▶ _EXERCISE DETAILS_: Report every line from the material that contains the word "Church".

Top of DATA FOR PROCESSING

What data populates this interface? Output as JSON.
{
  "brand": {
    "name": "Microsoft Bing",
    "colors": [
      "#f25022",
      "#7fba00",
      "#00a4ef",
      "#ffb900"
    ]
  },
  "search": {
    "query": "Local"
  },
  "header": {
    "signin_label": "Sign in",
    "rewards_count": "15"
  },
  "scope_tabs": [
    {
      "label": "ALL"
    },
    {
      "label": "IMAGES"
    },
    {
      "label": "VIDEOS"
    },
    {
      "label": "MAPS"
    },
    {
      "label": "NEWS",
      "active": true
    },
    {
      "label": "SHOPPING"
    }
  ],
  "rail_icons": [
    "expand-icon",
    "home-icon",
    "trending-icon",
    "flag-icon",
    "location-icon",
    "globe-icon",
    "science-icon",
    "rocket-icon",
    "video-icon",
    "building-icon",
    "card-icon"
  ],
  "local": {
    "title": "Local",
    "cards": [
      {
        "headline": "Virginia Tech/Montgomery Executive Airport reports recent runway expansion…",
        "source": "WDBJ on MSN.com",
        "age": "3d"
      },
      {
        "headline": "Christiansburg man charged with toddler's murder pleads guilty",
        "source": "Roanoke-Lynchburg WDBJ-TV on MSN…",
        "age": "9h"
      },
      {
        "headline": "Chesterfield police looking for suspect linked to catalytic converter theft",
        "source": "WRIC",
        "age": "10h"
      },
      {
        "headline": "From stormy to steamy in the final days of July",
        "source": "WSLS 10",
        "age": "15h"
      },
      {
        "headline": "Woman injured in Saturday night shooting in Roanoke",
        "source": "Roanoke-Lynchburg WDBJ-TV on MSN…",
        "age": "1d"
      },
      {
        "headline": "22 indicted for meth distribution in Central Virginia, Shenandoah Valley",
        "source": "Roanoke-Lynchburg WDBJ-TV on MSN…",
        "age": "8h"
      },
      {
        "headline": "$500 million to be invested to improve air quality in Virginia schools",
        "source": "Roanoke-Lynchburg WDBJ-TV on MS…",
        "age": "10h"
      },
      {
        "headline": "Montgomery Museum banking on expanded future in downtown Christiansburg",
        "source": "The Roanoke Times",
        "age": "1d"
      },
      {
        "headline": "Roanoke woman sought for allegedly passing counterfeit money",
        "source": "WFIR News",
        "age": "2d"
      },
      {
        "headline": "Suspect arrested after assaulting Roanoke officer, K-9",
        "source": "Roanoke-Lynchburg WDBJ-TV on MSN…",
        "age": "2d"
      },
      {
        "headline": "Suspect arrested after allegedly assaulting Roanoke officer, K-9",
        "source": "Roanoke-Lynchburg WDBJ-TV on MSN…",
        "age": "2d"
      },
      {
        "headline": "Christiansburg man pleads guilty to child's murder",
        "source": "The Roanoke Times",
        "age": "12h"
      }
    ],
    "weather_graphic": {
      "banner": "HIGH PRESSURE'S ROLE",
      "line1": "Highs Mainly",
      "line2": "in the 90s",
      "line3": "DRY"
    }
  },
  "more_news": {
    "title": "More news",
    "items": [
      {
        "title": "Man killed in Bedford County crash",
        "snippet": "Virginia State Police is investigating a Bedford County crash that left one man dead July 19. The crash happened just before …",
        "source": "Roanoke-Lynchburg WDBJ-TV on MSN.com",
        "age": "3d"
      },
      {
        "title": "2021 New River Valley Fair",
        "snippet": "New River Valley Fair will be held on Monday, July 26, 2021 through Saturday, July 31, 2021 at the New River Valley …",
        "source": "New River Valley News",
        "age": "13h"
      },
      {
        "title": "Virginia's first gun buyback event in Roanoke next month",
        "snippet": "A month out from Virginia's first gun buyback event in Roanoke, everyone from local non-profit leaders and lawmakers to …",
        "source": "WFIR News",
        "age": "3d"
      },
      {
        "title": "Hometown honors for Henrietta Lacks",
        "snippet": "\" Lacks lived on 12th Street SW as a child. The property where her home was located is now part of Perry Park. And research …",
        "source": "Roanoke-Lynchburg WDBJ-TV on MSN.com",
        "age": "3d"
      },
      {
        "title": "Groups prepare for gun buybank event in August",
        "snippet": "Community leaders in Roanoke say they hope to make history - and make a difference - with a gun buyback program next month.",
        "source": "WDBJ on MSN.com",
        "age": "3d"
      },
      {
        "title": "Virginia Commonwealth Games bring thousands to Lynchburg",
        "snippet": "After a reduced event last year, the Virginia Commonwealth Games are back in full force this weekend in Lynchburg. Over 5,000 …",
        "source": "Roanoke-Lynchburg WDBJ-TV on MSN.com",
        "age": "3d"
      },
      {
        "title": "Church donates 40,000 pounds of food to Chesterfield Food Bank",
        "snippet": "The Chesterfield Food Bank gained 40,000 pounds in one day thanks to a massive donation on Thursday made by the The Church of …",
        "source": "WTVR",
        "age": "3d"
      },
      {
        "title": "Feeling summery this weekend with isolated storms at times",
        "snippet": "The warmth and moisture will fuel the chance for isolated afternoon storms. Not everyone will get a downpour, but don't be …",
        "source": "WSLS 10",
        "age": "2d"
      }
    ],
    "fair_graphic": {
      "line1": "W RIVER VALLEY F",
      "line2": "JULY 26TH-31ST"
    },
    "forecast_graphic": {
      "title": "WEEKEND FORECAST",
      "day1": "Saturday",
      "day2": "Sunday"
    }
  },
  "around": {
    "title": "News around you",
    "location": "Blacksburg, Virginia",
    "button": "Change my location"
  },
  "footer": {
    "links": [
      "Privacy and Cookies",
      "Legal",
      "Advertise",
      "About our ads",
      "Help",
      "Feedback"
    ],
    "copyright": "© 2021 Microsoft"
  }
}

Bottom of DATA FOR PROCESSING

▶ _EXERCISE SOLUTION_:
        "title": "Church donates 40,000 pounds of food to Chesterfield Food Bank",
        "snippet": "The Chesterfield Food Bank gained 40,000 pounds in one day thanks to a massive donation on Thursday made by the The Church of …",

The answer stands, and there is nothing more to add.